In continuing with no-franchise month, I turned my eyes to a genre I rarely tread: Romantic Comedy-Drama. And there was only one film of this genre that I had my eyes on: The Fault in our stars. Call it serendipity or subconscious planning, this film is one I actually planned to watch long before I made the decision to have a gimmick this month.

It is a special film to me for three reasons. Firstly, it is the first RCD film I have watched in two years. Secondly, it marks the first time I have read a book before watching the film it was based on. Thirdly, it is the first time where I actually know the author of the book (John Green) before I read it!

Well, 'know' is a bit of an overstatement. What I mean is I have been subscribed to his Youtube channel since before the book was published, and you should too! He and his brother both do great works in running a DOZEN education channels. I really don't know how they have the time to make so many videos and still squeeze in writing a few best-seller books. This is why when this film was announced, I was sure to mark it in my movie calendar. I even bought the paperback book (instead of kindle-ing it), something I have not done for fiction novels since Lord of the Rings (though I have bought my sister a hard copy of The Hunger Games for her birthday).

So I think before I talk about the film it might be worthwhile to say what I thought of the book. In a word; honest. It was a story that was piercing because of the subject matter and was brutally honest with its portrayal of teenagers dealing with a terminal illness. It had sincerity, it was gripping and didn't shy away from the consequences of the character's choices or reality. It was a tragedy for everyone except the characters, who somehow knew how to lived more than those around them.
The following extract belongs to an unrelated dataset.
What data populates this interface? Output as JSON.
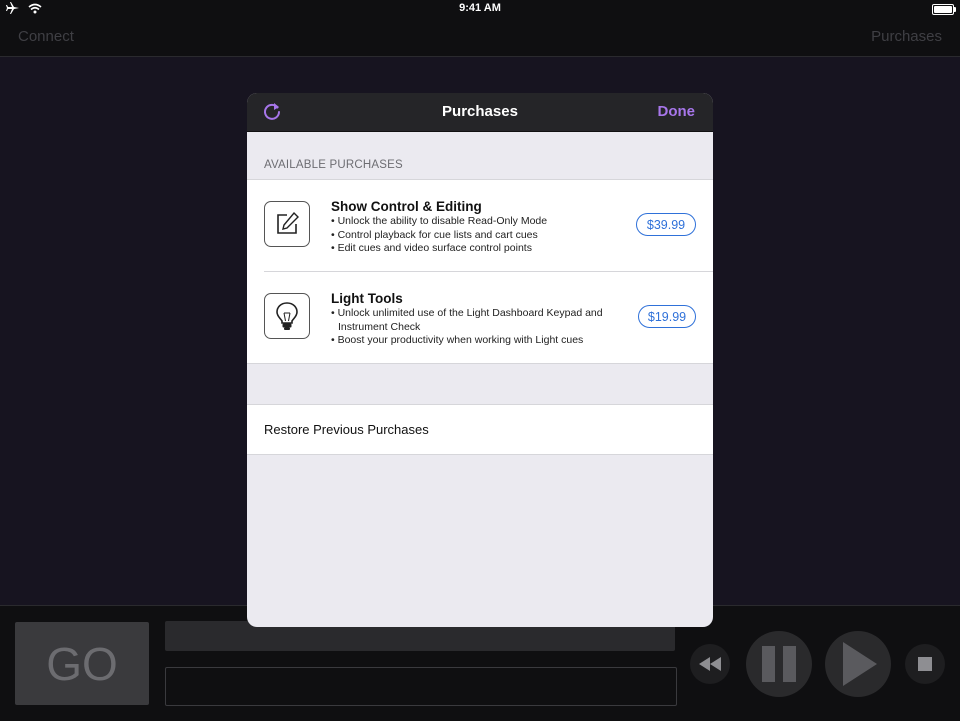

It was both an easy and uneasy read, but satisfying in both cases.

Now that I've talked about the book, onto the film.

The Fault In Our Stars (or TFIOS, as the book fans prefer) is in many ways a faithful adaptation of the book. Every key story point, important dialogue and important aspects of the book made its way into this film. I think the casting choices Ansel Elgort for Augustus was not how I pictured him, but he did a good job. Shailene Woodley delivers a powerhouse performance and even though at some points she is victim to occasional awkward comedy and can-be-off-putting characters around the lovers, the love story itself more than salvages an otherwise difficult to watch film. It is just so hard to not like their relationship and be broken on some level by the realization of how it has to end.

The music was 'okay', but one of the weaker points of this film (just my opinion though). There were probably a few too many sung songs; it felt deliberate and made the film feel crowded at times. I would have preferred to have a lyric-less motif that followed the main couple, but maybe I've just watched too much superhero movies which benefit from the use of musical motif the most. Having said that the songs chosen did help the film emanate a rush of melancholy, hope and courage in the crucial scenes.

Overall, TFIOS pushes the envelope on how young people should embrace life and love in the face of death some day. It is both a modern and timeless adaptation that, while taking less risk than its titular character does, remains faithful to the philosophy of its source material. Despite the story's focus on cancer and death, it is to me one of the healthiest Hollywood film that have come out this year, giving not only a positive message but also a brave outlook on circumstances that can be so destroying. It is a grenade that you allow yourself to be hurt by. Because of this, I highly recommend both the book and the film, though I'd say there's no need to watch it at the theaters.

8.0 / 10.0